Eighteen years in a row the Devine Warhorse football team has qualified for the state playoffs making its streak one of the longest in all of Texas. The Warhorses captured the District 14-4A DII championship with a perfect 5-0 record in conference play to advance to the bi-district round against a now-healthy Llano team that went 2-3 in District 13-4A DII.
At times, matchups in playoff games can favor a district champion just as it can favor a fourth place team. Unfortunately, for Devine, this was one of those unfavorable times.
Llano was completely healthy for the first time over the last several weeks of the season giving the Yellowjackets an opportunity to showcase their top players altogether in a long time. Five of Llano’s seven touchdowns came via the pass helping them to the 48-21 victory and the right to move on to the Area round against Sinton.

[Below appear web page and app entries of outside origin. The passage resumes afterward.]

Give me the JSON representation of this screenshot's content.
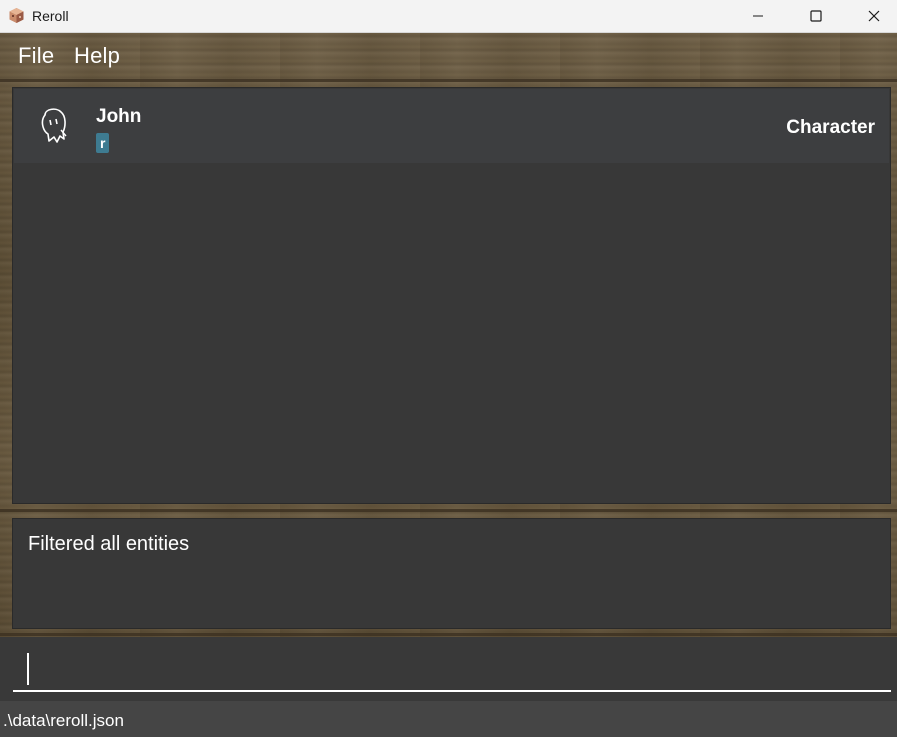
{
  "window": {
    "title": "Reroll",
    "app_icon": "cube-icon",
    "controls": [
      "minimize-icon",
      "maximize-icon",
      "close-icon"
    ]
  },
  "menu": {
    "items": [
      {
        "label": "File"
      },
      {
        "label": "Help"
      }
    ]
  },
  "entity_list": {
    "items": [
      {
        "name": "John",
        "tags": [
          "r"
        ],
        "type": "Character",
        "icon": "ghost-icon"
      }
    ]
  },
  "result": {
    "message": "Filtered all entities"
  },
  "command": {
    "value": "",
    "placeholder": ""
  },
  "status": {
    "file_path": ".\\data\\reroll.json"
  },
  "colors": {
    "panel_bg": "#383838",
    "card_bg": "#3d3e40",
    "tag_bg": "#3e7b91",
    "status_bg": "#454545",
    "titlebar_bg": "#f3f3f3"
  }
}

Devine Head Coach Paul Gomez commented after the game, “Obviously, we were striving for a better outcome. It was a tough loss for us. We knew going into the game Llano had a good offense that consistently put up points all year. We had a Plan ‘A’ and a Plan ‘B’ defensively to mix it up but they put up two quick scores on us. We answered back to make it 14-7 and had them stopped but we were assessed a roughing the passer penalty that bailed them out and kept their drive alive. They ended up scoring on a crossing route as we struggled defensively during those first two scoring drives.”
The Warhorse loss was not due to effort on anyone’s part. As Gomez stated, Devine had a couple different plans in place to try to slow the high-powered offense of the Yellowjackets. It just so happens that Llano was the better team on this particular evening.
“We jumped into some two-deep zone and two-deep man under to prevent the big plays and had some success but they made more plays then we did. Offensively, we missed some scoring opportunities that we normally take advantage of due to lack of execution. Even though Llano had a very quick defense, we were a block away from having good gains all night. We just never really got going offensively and of course having the defense out there for a long time really wore us down. We fought hard all night and never quit.”
Except for the teams that get to play in Arlington at AT&T Stadium in late December and walk off the Cowboy’s home field with a season-ending victory, the outcome of the final ballgame of the season is never what any coach and player dreams of which is a state championship.
No one is harder on themselves after a loss than the coaches in Devine are. After every loss, there is always a direct reflection in the mirror with the internal question “What could I have done better?” Even though this town loves their Friday night Warhorses, sometimes the other team is just a little bit better.
“Obviously, I feel like I let the boys down,” Gomez continued. “For whatever reasons we did not have our best outing on Friday and ultimately that is my fault. If any blame needs to be assessed on the loss then that falls on my shoulders.”
For fifteen Devine footballers, not only has their district championship season come to a close, it was also the last time they get to step onto the playing field with this current group of Warhorse players. After season ending loses, the fact that some will never be in the dressing room or go to battle again hits as hard if not harder than the loss itself.
Gomez and his staff appreciate what all players do for the football program. He took time to say, “I would like to thank the seniors for their leadership and dedication this year. It was truly an honor to coach these young men. I hope they leave this program as not just better competitors but most importantly better people with tools to overcome life’s obstacles. Our football team was so much fun to coach. Our coaches really enjoyed coaching these guys. These boys worked their tails off and dedicated so much time to our program. We have some great young men representing our school and I am very proud of them. We truly love each one of them.”
Warhorse Nation has supported all DISD programs greatly over the years. When players see the stands full and hear the vocal support that rings from the stands, it gives them more motivation to perform at their best. Many supporters have a genetic connection to one or more of the players that don the maroon and gold; other community members attend because high school football is the best thing going on Friday nights for small towns.
“I would like to take the time to thank the parents for support this year,” said Gomez. “From pregame sandwiches and snacks, to team dinners, to decorating our locker room, these parents are second-to-none. We have good, hard working players here because they have been raised the right way. We are definitely blessed to live in a community that supports our kids. This town gives so much to our kids and it is just a great place to live. Devine, Texas. Small town, big heart! I wish it could have been a different outcome, especially for these young men and this community. It was a very emotional moment as we left out to New Braunfels and seeing all these fans parked and cheering us as we left Devine. I hope we as coaches can do better and bring much more success for our football program. Our kids deserve it and this community deserves it.”
The 48-21 bi-district loss should not be the basis of judgement for this Warhorse team. After a 1-4 start to the season, Devine reeled off five consecutive victories to capture the District 14-4A DII championship.
Devine’s season ends with a 6-5 record including its unblemished 5-0 district record.
The already overcrowded Warhorse trophy case will now make room for one additional gold football.
By Jerel Beaty